After using a few SoundBlaster and Windows sound system cards I’d thought id try the Gravis Ultrasound for a change, since this is emulated in PCem
This isn’t specific to this build of Windows 95 but I thought I’d cover it anyway but there were a few issues getting the driver installed
Even after a seemly successful install there are still errors that crop up upon boot. In the end I had to supplement the sound card with a SoundBlaster 2.0 for MIDI output.
Internet Explorer 3, this one comes with an italic background style, which was dropped in Internet Explorer 4. The icon on the desktop appears as ‘The Internet’ rather than Internet Explorer with the logo we all know.
Internet Mail and News
Internet Mail: Very similar to Outlook Express, a basic email client for use with an email service typically provided by an internet service provider
Internet News: Used to access newsgroups which were common back then. Sadly I wasn’t successful in getting it to connect to a modern newsgroup.
An upgrade from the previous version of DriveSpace, which is a disk compression program that compacts files on your hard drive to save disk space, at the expense of processing power.
Once compression has completed, the system will reboot back into Windows. A new drive letter will be created, with C being the compressed mounted volume, and H being the actual drive itself.
The Windows 95 Plus pack can be installed without any issues and grants full support of themes along with the additional utilities.
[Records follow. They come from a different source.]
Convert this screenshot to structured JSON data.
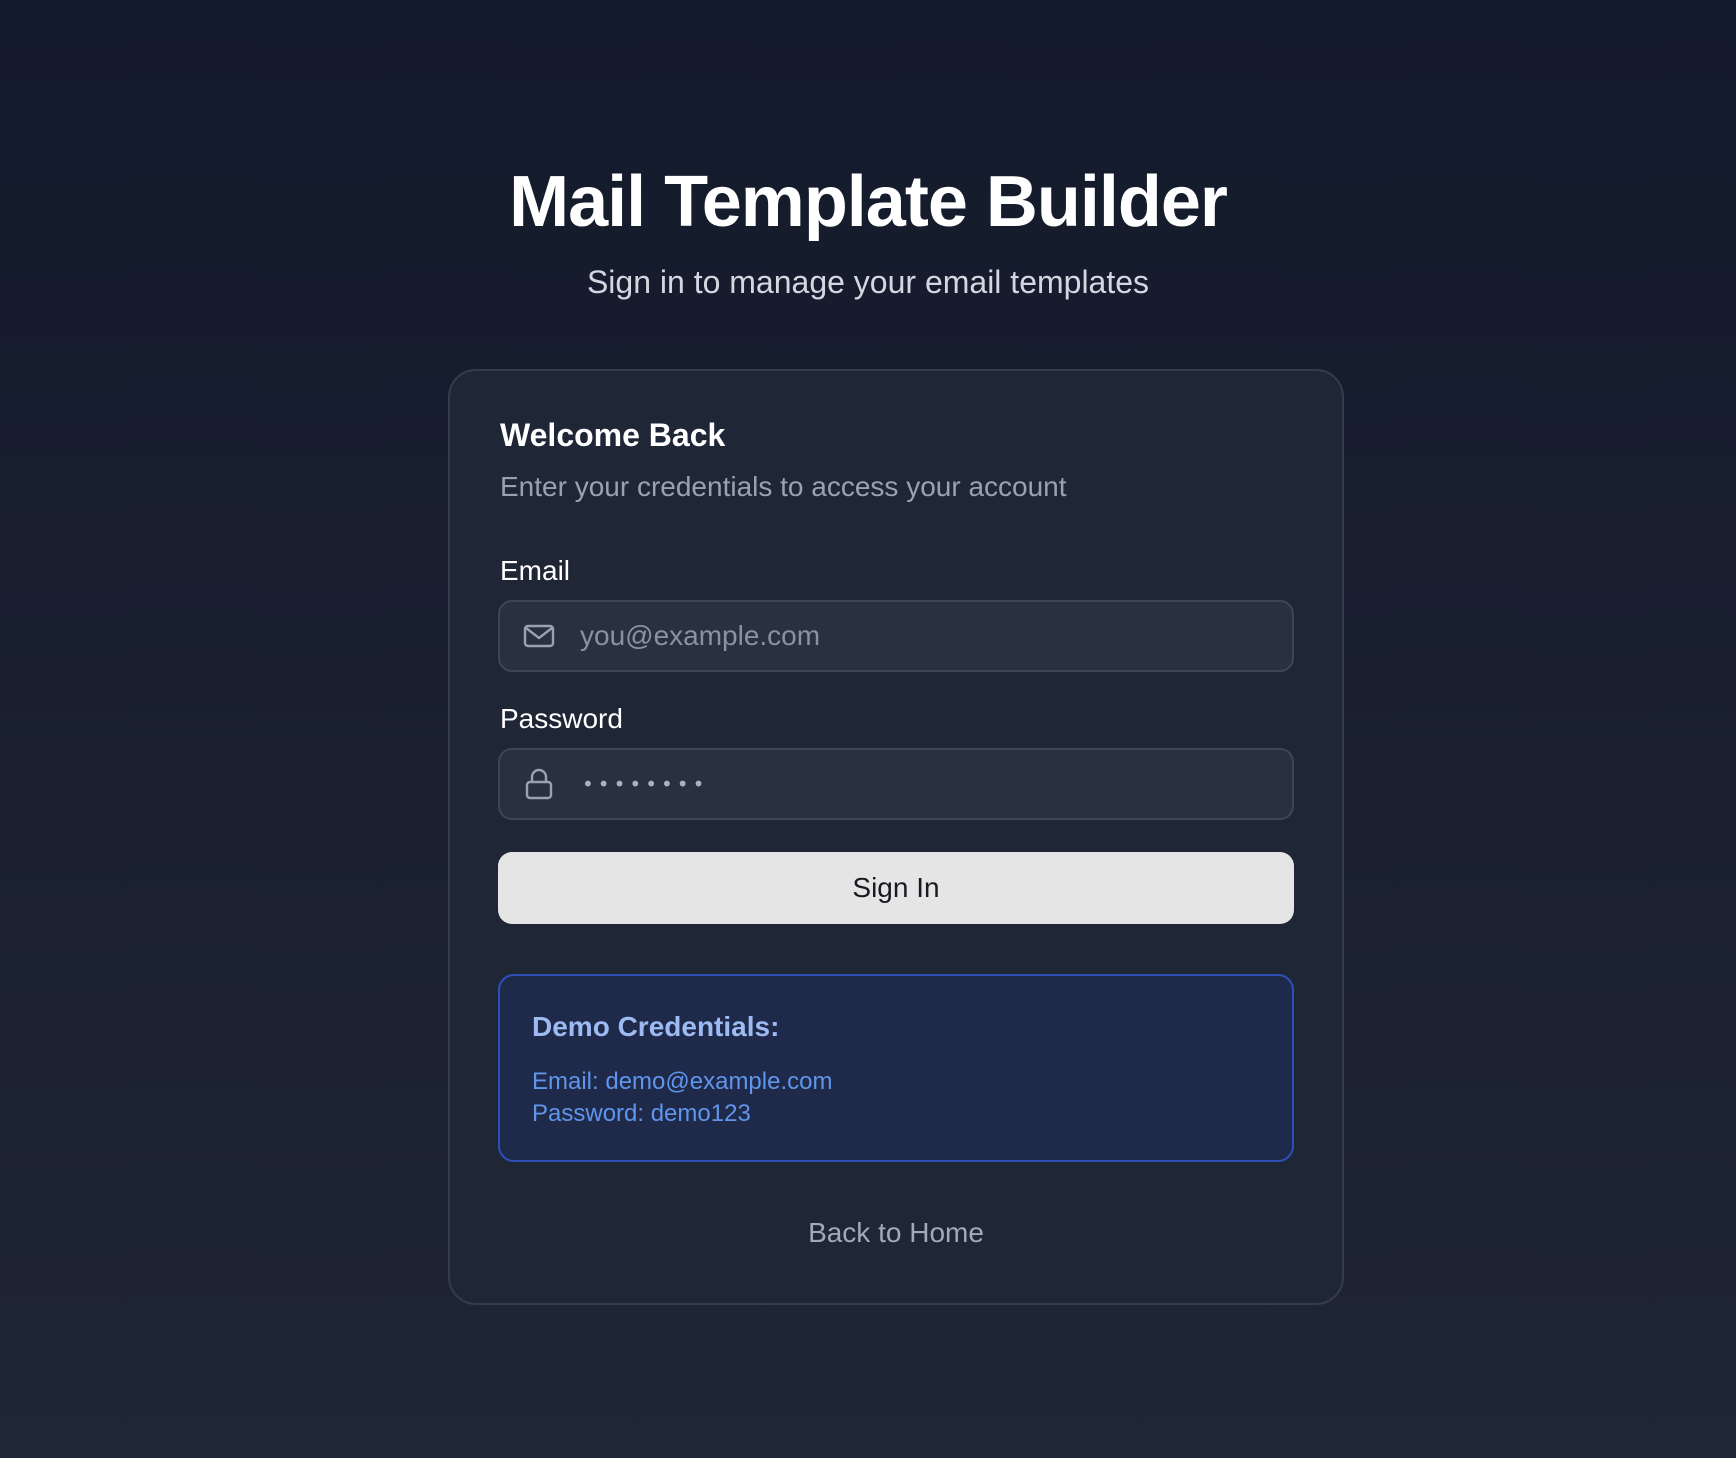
{
  "header": {
    "title": "Mail Template Builder",
    "subtitle": "Sign in to manage your email templates"
  },
  "card": {
    "title": "Welcome Back",
    "subtitle": "Enter your credentials to access your account"
  },
  "form": {
    "email": {
      "label": "Email",
      "placeholder": "you@example.com",
      "value": "",
      "icon": "mail-icon"
    },
    "password": {
      "label": "Password",
      "masked_value": "••••••••",
      "icon": "lock-icon"
    },
    "submit_label": "Sign In"
  },
  "demo": {
    "title": "Demo Credentials:",
    "email_line": "Email: demo@example.com",
    "password_line": "Password: demo123"
  },
  "footer": {
    "back_link": "Back to Home"
  },
  "colors": {
    "background_top": "#131a2b",
    "background_bottom": "#1f2636",
    "card_bg": "#1f2737",
    "input_bg": "#283140",
    "button_bg": "#e5e5e5",
    "demo_bg": "#1f2a4a",
    "demo_border": "#2f4fb8",
    "demo_title": "#9dbaf3",
    "demo_text": "#5f95ea"
  }
}
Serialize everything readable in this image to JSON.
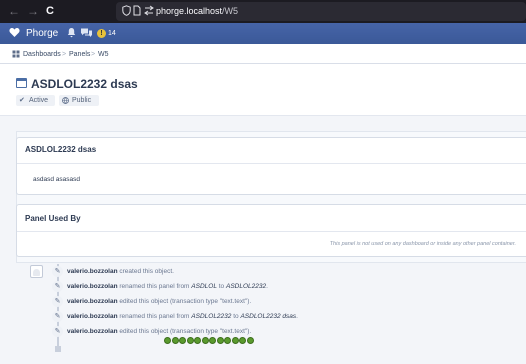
{
  "browser": {
    "back": "←",
    "forward": "→",
    "reload": "C",
    "url_host": "phorge.localhost",
    "url_path": "/W5",
    "shield_icon": "shield-icon",
    "page_icon": "page-icon",
    "permissions_icon": "permissions-icon"
  },
  "header": {
    "brand": "Phorge",
    "notification_count": "14",
    "badge_glyph": "!"
  },
  "breadcrumbs": {
    "items": [
      "Dashboards",
      "Panels",
      "W5"
    ],
    "sep": ">"
  },
  "page": {
    "title": "ASDLOL2232 dsas",
    "tags": [
      "Active",
      "Public"
    ]
  },
  "panel_main": {
    "title": "ASDLOL2232 dsas",
    "body": "asdasd asasasd"
  },
  "panel_used": {
    "title": "Panel Used By",
    "empty": "This panel is not used on any dashboard or inside any other panel container."
  },
  "timeline": [
    {
      "user": "valerio.bozzolan",
      "text": " created this object."
    },
    {
      "user": "valerio.bozzolan",
      "pre": " renamed this panel from ",
      "from": "ASDLOL",
      "mid": " to ",
      "to": "ASDLOL2232",
      "post": "."
    },
    {
      "user": "valerio.bozzolan",
      "text": " edited this object (transaction type \"text.text\")."
    },
    {
      "user": "valerio.bozzolan",
      "pre": " renamed this panel from ",
      "from": "ASDLOL2232",
      "mid": " to ",
      "to": "ASDLOL2232 dsas",
      "post": "."
    },
    {
      "user": "valerio.bozzolan",
      "text": " edited this object (transaction type \"text.text\")."
    }
  ],
  "colors": {
    "header_bg": "#3b5998",
    "token": "#5a9a2e"
  }
}
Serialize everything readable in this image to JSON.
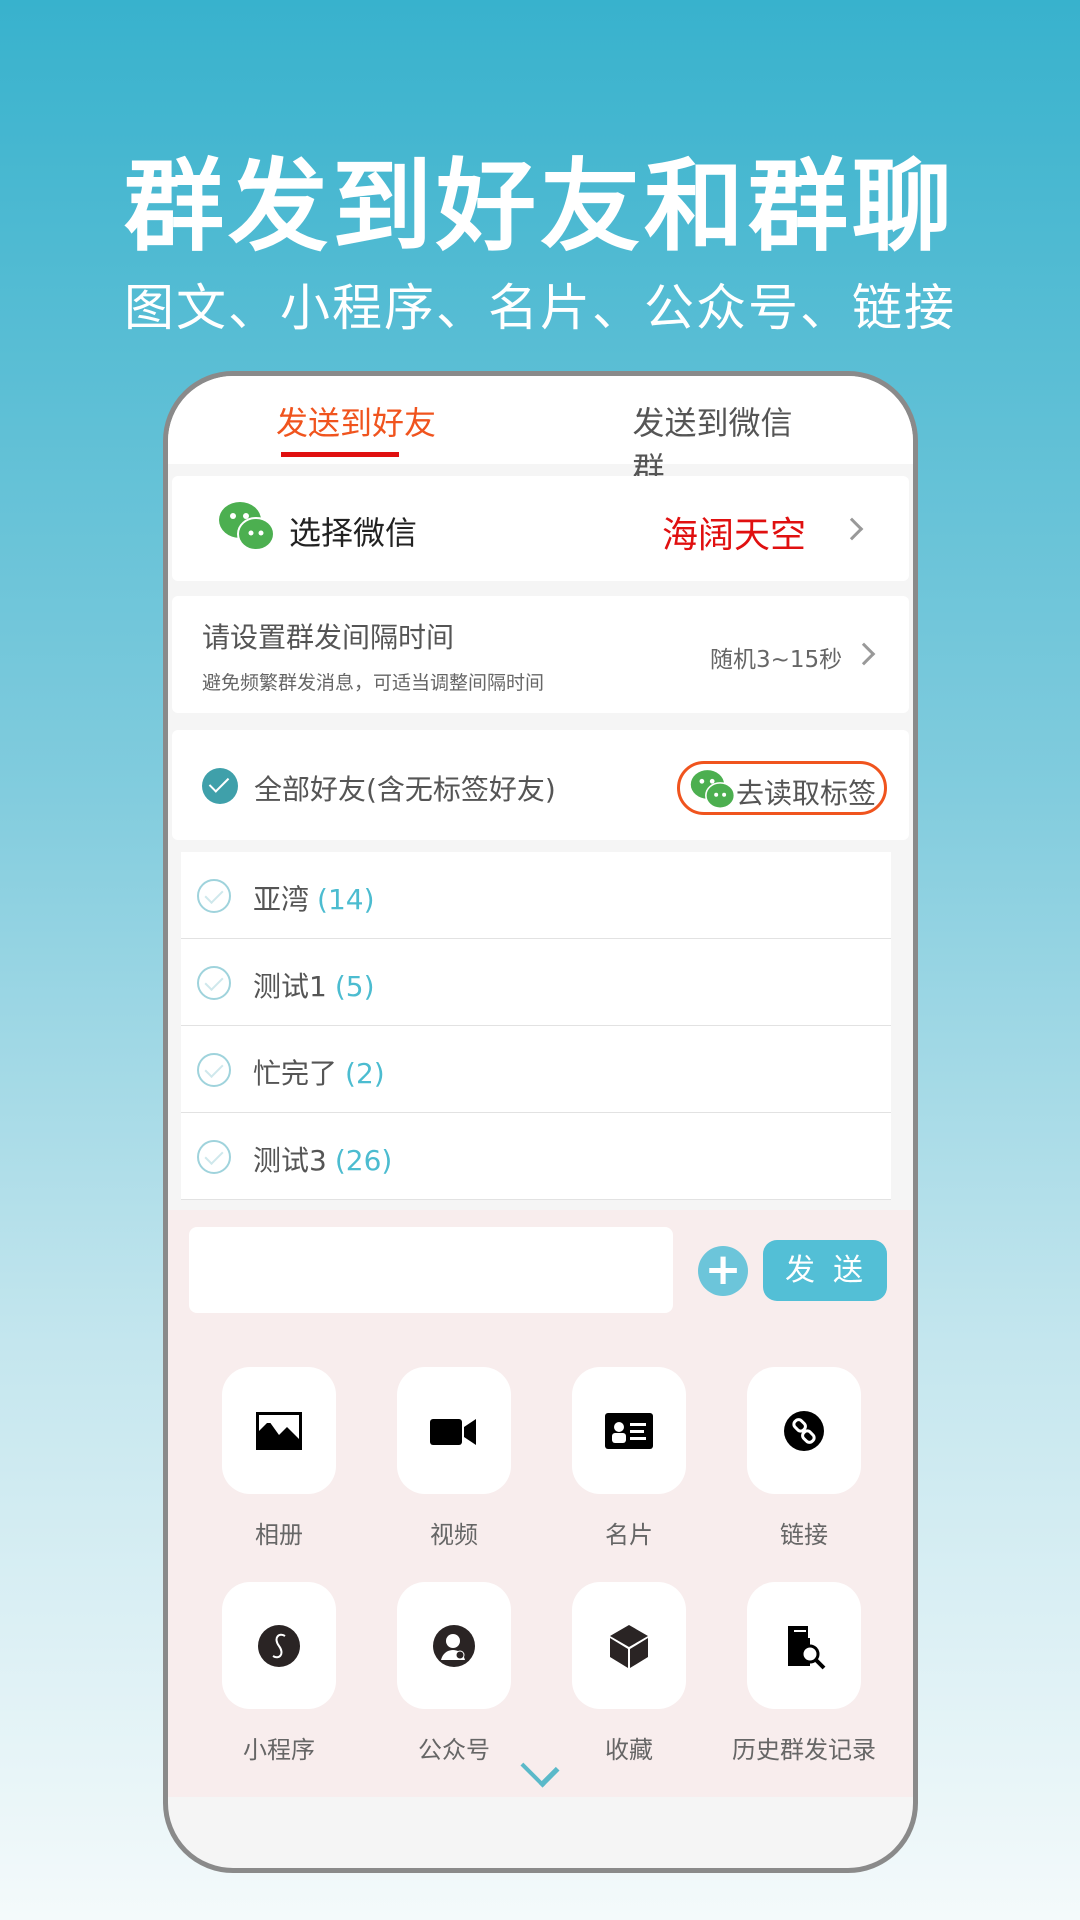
{
  "hero": {
    "title": "群发到好友和群聊",
    "subtitle": "图文、小程序、名片、公众号、链接"
  },
  "tabs": [
    {
      "label": "发送到好友",
      "active": true
    },
    {
      "label": "发送到微信群",
      "active": false
    }
  ],
  "select_wechat": {
    "label": "选择微信",
    "value": "海阔天空"
  },
  "interval": {
    "title": "请设置群发间隔时间",
    "hint": "避免频繁群发消息，可适当调整间隔时间",
    "value": "随机3~15秒"
  },
  "all_friends": {
    "label": "全部好友(含无标签好友)",
    "checked": true,
    "read_tags_label": "去读取标签"
  },
  "tags": [
    {
      "name": "亚湾",
      "count": "(14)"
    },
    {
      "name": "测试1",
      "count": "(5)"
    },
    {
      "name": "忙完了",
      "count": "(2)"
    },
    {
      "name": "测试3",
      "count": "(26)"
    }
  ],
  "composer": {
    "input_value": "",
    "send_label": "发送",
    "plus_icon": "plus-icon"
  },
  "actions": [
    {
      "label": "相册",
      "icon": "image-icon"
    },
    {
      "label": "视频",
      "icon": "video-icon"
    },
    {
      "label": "名片",
      "icon": "id-card-icon"
    },
    {
      "label": "链接",
      "icon": "link-icon"
    },
    {
      "label": "小程序",
      "icon": "mini-program-icon"
    },
    {
      "label": "公众号",
      "icon": "official-account-icon"
    },
    {
      "label": "收藏",
      "icon": "cube-icon"
    },
    {
      "label": "历史群发记录",
      "icon": "history-search-icon"
    }
  ],
  "colors": {
    "accent": "#53bfd6",
    "active_tab": "#f0541e",
    "wechat_green": "#4caf50",
    "highlight_red": "#e01010"
  }
}
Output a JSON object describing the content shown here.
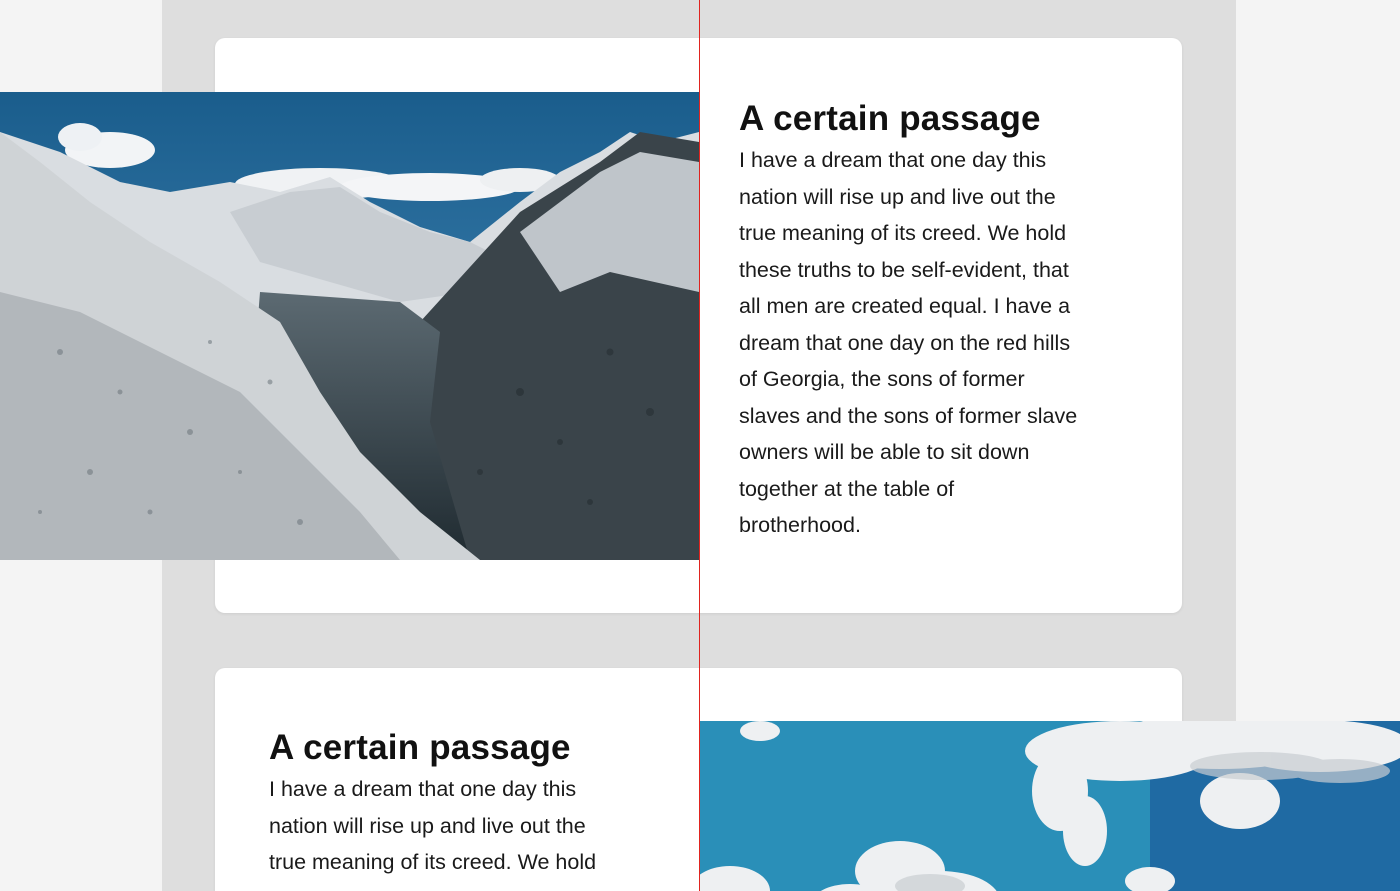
{
  "colors": {
    "page_background": "#f4f4f4",
    "container_background": "#dedede",
    "card_background": "#ffffff",
    "guide_line": "#e0241f",
    "text": "#111111"
  },
  "sections": [
    {
      "image_alt_icon": "mountain-landscape-image",
      "title": "A certain passage",
      "body": "I have a dream that one day this\nnation will rise up and live out the\ntrue meaning of its creed. We hold\nthese truths to be self-evident, that\nall men are created equal. I have a\ndream that one day on the red hills\nof Georgia, the sons of former\nslaves and the sons of former slave\nowners will be able to sit down\ntogether at the table of\nbrotherhood."
    },
    {
      "image_alt_icon": "sky-clouds-image",
      "title": "A certain passage",
      "body": "I have a dream that one day this\nnation will rise up and live out the\ntrue meaning of its creed. We hold"
    }
  ]
}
Some of which are redundant as updated versions are provided in OSR2.
Opera – Whilst the browser wars were raging on between Netscape and Internet Explorer, Opera was busy doing its own thing albeit being a shareware/trialware browser
Ability Office – An alternative Office suite for Windows which has full compatibility with the Microsoft Office file formats
Adobe Reader – utility to view PDF format files, typically bundled with software that has its documentation in PDF format. I always liked the art style Adobe using in the splash and help screens, something nice to look at whilst the program loaded.
WinZip – Windows 95 explorer had no ability to open or create ZIP files from explorer itself, so a third party utility is required. The 16bit version is shown here, a 32bit version exists for Windows 95.
Macromedia Flash: Create and distribute flash animations and includes a web browser plugin for Netscape.
Norton AntiVirus 2.0.1: Version 2 was adapted for Windows 95 and contains a virus checker, virus definitions database with a list of all virus the program can detect along with information. LiveUpdate allows virus definitions to be updated over the internet using a modem or a LAN connection. A version also exists for Windows NT
mIRC – A popular IRC client (Internet Relay Chat, Discord without the bloat), sadly no longer connects on modern servers
Doom95 – Microsoft’s port of the popular Doom game for the Windows 95, making use of DirectX and being a full Win32 application rather than being DOS based, developed with Gabe Newell who was working for Microsoft at the time
Fury3 – Flight simulation game developed by Terminal Reality and published by Microsoft as part of their Microsoft Home series of titles
Motherboard: Packard Bell PB410A
Memory: 64MB – the maximum this motherboard can address
Video: Onboard Video (Video 7/Headland?)
Sound: Gravis Ultrasound
Mouse: Microsoft Intellimouse PS/2
Network: Novell NE2000